"By the time you have your 10th tape, you should be better. Save the first tape forever. You'll get a great kick out of it after you've done 20,000 games. Later, you learn how to prepare for a game. Learn by doing. I'll tell you that I've found the need for preparation gets greater as the years go on. So, I would say hockey broadcasting is not like ski jumping, the learning curve is more of a gradual thing."
You would think that someone as cool in front of a microphone as Emrick would sail through his Hockey Hall of Fame induction speech without problems.
Actually, there are no sure things and Emrick is aware of that.
"I have no idea how I will react when I get up to accept this award," he said. "I think it will be like when I received the Lester Patrick Trophy a few years ago. You see your whole professional life go before you. I'm sure it will be a memory in the making but I don't know how it will grab me. I can't get into too much trouble because I have only four minutes to speak.
"This is important: It will be fun to have my wife, Joyce, there. We've been married 31 years and if you go back to when we were dating while I was calling the Port Huron Flags, she's been around hockey for 35 years.

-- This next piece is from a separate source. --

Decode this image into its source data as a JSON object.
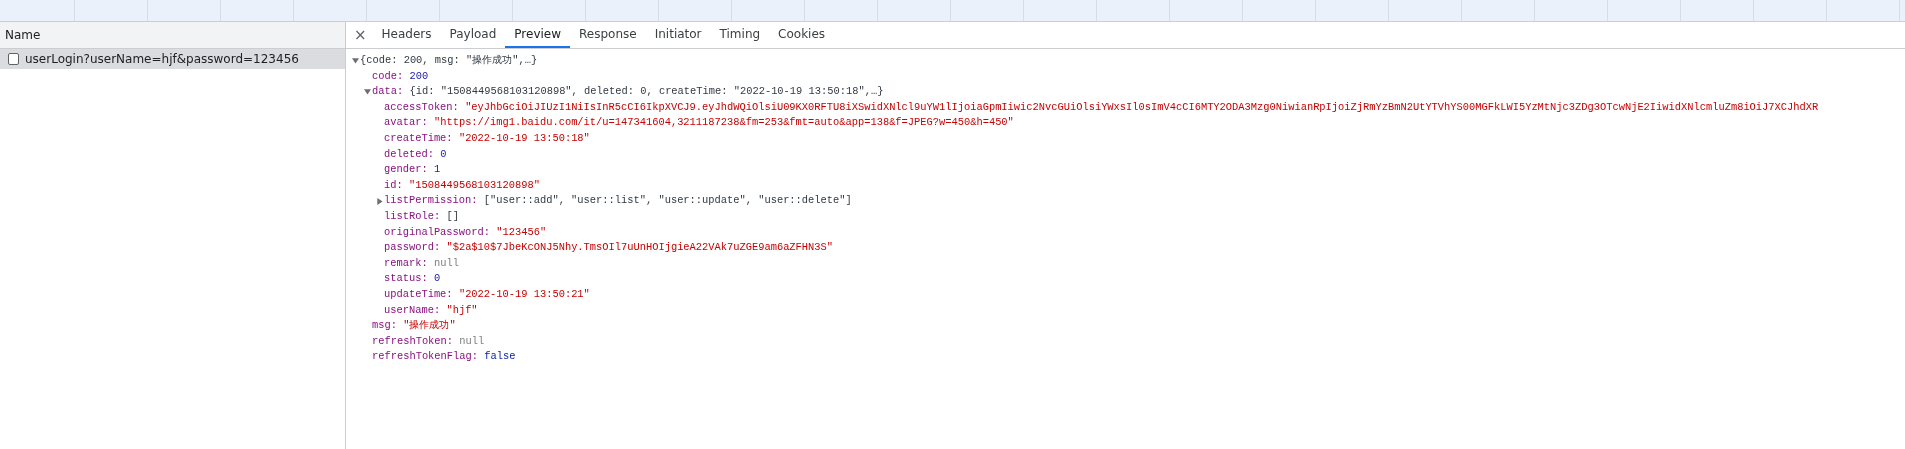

"I know almost every guy in my situation has said how important his wife's support has been and I believe them. It's certainly true in my case. To do this, you have to have a stable home life so that you can concentrate on your professional life. That's what I've had, a focused professional life, thanks to her. Of course, there are the things you can't control, illnesses, deaths, etc. But the things that can be controlled, she has done a wonderful job."Author: John McGourty | NHL.com Staff Writer